Image_1_Clathrin Is Important for Virulence Factors Delivery in the Necrotrophic Fungus Botrytis cinerea.TIF
Fungi are the most prevalent plant pathogens, causing annually important damages. To infect and colonize their hosts, they secrete effectors including hydrolytic enzymes able to kill and macerate plant tissues. These secreted proteins are transported from the Endoplasmic Reticulum and the Golgi apparatus to the extracellular space through intracellular vesicles. In pathogenic fungi, intracellular vesicles were described but their biogenesis and their role in virulence remain unclear. In this study, we report the essential role of clathrin heavy chain (CHC) in the pathogenicity of Botrytis cinerea, the agent of gray mold disease.

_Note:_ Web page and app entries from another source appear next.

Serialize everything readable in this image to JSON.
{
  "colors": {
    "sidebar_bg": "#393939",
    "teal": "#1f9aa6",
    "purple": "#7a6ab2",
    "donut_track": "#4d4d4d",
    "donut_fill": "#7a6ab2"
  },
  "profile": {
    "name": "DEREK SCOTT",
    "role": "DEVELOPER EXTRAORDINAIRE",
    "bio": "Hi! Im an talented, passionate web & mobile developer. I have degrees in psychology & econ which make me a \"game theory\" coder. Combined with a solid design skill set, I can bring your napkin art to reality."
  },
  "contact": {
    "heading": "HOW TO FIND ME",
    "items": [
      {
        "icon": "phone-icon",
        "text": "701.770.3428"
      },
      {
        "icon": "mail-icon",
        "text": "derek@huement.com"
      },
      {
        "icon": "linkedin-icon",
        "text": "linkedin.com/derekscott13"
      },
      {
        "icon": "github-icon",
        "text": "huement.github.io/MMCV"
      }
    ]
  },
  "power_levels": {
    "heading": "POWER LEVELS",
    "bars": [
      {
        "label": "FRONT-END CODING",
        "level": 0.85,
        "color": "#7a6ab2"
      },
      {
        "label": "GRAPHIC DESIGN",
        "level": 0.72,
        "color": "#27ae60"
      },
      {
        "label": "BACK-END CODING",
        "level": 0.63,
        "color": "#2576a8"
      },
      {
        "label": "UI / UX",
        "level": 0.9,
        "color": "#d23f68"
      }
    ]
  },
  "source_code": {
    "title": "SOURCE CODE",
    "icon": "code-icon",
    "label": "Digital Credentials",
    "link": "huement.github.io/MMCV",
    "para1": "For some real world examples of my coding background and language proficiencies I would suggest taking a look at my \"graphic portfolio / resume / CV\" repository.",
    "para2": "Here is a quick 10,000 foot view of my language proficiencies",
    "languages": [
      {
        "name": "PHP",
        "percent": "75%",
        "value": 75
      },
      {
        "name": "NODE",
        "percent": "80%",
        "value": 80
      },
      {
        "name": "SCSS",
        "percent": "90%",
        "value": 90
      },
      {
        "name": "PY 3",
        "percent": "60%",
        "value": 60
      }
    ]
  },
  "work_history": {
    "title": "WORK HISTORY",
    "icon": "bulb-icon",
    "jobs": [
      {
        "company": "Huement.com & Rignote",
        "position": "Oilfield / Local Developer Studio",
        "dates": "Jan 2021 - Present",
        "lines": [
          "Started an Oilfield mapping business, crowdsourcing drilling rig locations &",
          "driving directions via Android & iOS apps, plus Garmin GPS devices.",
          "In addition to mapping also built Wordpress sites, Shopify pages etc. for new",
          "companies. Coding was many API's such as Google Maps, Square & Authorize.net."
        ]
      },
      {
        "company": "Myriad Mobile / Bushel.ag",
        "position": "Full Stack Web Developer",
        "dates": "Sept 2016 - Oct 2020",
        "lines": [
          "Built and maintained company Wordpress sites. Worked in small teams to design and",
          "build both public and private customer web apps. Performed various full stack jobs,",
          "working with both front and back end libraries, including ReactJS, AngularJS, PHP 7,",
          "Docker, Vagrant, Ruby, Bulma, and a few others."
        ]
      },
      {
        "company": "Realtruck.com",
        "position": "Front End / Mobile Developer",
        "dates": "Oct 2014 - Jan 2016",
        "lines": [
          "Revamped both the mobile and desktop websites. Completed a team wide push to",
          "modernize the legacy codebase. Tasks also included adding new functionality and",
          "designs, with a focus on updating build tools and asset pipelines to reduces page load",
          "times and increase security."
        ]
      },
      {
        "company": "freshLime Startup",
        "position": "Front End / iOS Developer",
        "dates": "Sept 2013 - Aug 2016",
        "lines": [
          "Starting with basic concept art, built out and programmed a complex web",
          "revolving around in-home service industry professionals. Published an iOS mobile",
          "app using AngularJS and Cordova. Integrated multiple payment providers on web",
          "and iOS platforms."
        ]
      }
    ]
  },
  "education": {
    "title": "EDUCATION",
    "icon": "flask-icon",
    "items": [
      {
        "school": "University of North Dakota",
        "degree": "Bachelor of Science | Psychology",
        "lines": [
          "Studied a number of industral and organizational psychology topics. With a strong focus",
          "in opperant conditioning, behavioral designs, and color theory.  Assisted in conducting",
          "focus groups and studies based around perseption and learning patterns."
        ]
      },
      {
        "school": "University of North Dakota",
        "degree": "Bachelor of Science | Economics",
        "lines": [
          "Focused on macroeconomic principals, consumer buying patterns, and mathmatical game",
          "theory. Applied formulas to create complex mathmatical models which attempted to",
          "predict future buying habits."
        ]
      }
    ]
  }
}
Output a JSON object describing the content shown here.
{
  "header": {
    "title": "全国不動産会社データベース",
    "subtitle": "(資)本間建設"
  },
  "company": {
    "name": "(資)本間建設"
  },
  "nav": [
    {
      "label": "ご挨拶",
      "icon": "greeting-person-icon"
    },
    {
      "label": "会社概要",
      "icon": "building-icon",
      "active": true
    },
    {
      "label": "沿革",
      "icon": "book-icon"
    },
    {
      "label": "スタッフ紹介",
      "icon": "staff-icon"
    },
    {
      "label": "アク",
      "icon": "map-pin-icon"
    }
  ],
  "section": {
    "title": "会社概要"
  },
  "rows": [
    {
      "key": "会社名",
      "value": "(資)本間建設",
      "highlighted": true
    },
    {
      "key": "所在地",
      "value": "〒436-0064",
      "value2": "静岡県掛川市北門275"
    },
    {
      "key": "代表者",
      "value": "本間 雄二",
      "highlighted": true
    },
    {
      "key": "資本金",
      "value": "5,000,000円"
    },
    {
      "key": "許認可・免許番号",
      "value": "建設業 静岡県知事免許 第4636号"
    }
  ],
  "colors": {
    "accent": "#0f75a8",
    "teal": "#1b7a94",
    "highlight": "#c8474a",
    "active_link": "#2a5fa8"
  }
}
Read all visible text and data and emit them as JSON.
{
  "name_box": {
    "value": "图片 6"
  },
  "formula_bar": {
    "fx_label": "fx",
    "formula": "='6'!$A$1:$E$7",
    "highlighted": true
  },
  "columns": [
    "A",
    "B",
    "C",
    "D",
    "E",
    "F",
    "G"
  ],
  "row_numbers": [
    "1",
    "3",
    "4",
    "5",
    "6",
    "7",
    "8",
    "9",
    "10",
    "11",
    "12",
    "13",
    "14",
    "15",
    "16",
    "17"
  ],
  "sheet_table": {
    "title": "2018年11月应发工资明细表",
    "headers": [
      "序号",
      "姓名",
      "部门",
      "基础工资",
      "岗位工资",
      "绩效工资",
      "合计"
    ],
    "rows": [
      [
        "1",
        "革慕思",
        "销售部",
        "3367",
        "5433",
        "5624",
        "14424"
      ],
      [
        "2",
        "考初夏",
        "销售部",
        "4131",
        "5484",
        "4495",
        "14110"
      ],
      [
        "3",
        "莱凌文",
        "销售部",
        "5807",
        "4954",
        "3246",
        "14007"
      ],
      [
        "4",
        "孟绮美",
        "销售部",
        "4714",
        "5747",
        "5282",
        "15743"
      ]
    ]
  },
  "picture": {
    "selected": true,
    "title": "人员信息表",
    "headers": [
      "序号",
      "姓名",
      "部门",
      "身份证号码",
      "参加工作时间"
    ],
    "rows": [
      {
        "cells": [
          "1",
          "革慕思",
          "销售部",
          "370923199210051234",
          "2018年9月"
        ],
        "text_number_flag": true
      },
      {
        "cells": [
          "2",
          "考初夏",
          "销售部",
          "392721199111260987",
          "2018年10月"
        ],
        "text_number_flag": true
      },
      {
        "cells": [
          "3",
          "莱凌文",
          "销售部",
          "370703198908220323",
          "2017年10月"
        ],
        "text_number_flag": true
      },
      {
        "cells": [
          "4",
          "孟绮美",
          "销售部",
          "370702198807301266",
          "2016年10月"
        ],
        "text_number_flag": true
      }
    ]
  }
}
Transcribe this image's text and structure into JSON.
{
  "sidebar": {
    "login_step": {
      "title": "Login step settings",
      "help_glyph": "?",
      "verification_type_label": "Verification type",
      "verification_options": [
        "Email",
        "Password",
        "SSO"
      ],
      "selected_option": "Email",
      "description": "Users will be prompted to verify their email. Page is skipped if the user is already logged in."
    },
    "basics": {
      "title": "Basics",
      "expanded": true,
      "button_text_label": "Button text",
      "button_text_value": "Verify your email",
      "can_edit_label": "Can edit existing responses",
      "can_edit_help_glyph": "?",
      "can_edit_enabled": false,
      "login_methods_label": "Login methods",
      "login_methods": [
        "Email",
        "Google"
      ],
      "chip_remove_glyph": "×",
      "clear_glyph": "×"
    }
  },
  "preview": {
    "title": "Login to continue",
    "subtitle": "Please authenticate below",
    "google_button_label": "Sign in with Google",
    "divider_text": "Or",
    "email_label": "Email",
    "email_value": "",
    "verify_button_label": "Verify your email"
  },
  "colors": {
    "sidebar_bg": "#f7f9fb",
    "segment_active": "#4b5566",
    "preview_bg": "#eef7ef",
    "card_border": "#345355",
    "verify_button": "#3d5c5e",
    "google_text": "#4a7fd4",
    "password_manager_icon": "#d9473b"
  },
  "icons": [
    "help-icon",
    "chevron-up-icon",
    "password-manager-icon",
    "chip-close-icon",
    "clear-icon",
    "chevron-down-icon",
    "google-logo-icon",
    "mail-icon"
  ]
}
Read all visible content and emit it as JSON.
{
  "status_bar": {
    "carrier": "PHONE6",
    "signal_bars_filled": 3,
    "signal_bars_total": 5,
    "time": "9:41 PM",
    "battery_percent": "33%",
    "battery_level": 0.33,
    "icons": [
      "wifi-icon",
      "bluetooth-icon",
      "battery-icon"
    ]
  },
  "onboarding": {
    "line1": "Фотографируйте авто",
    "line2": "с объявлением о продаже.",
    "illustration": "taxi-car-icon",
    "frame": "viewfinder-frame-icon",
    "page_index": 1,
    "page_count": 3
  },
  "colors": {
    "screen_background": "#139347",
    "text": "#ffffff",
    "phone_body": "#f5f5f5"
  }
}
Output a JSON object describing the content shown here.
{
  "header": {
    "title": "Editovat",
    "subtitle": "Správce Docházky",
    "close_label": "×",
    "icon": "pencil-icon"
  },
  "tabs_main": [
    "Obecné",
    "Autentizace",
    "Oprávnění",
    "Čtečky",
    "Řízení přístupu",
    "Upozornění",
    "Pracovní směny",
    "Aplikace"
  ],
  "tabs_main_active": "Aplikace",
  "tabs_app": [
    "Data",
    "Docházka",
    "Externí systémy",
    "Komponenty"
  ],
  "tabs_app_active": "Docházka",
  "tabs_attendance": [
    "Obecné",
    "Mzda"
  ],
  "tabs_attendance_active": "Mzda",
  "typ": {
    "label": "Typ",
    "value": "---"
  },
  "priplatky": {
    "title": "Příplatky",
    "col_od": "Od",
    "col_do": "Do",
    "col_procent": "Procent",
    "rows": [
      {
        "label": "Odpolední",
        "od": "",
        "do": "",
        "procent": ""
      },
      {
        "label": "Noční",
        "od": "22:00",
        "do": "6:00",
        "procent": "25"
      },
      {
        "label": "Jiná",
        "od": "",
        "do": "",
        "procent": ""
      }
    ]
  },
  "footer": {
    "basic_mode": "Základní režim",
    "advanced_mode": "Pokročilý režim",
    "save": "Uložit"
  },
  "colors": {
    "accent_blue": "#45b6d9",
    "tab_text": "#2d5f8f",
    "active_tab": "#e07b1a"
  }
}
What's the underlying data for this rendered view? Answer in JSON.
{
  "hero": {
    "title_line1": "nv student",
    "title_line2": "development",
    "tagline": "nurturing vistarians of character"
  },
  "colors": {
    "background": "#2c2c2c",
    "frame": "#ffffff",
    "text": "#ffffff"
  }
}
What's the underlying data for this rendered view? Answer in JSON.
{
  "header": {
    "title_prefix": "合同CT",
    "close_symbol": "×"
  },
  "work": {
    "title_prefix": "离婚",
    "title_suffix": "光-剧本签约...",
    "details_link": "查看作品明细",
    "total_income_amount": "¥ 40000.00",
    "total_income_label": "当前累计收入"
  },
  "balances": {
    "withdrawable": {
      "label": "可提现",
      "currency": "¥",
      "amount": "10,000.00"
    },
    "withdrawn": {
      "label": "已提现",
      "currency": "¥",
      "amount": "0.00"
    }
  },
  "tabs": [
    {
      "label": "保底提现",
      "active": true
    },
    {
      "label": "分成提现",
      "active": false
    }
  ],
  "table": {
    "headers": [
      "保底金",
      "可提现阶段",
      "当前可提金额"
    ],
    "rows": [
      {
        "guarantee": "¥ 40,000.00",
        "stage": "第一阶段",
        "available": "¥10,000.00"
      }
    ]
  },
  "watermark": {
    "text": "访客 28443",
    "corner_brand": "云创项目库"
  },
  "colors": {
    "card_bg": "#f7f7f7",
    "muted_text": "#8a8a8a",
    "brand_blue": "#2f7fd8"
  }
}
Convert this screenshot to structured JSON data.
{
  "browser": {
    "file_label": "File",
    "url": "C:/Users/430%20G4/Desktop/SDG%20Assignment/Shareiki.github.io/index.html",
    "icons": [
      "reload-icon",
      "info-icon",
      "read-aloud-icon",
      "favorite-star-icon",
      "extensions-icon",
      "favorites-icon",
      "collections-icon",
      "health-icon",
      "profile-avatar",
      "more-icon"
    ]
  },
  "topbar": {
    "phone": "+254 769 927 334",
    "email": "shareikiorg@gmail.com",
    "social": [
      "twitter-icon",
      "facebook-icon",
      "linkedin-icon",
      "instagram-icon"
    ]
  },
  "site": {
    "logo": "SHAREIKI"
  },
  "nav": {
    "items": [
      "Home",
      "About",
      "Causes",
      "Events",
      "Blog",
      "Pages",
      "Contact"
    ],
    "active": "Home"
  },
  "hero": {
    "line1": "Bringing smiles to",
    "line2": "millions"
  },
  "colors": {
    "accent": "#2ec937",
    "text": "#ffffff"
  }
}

To investigate the importance of this protein involved in coat vesicles formation in eukaryotic cells, a T-DNA insertional mutant reduced in the expression of the CHC-encoding gene, and a mutant expressing a dominant-negative form of CHC were studied. Both mutants were strongly affected in pathogenicity. Characterization of the mutants revealed altered infection cushions and an important defect in protein secretion. This study demonstrates the essential role of clathrin in the infectious process of a plant pathogenic fungus and more particularly its role in virulence factors delivery.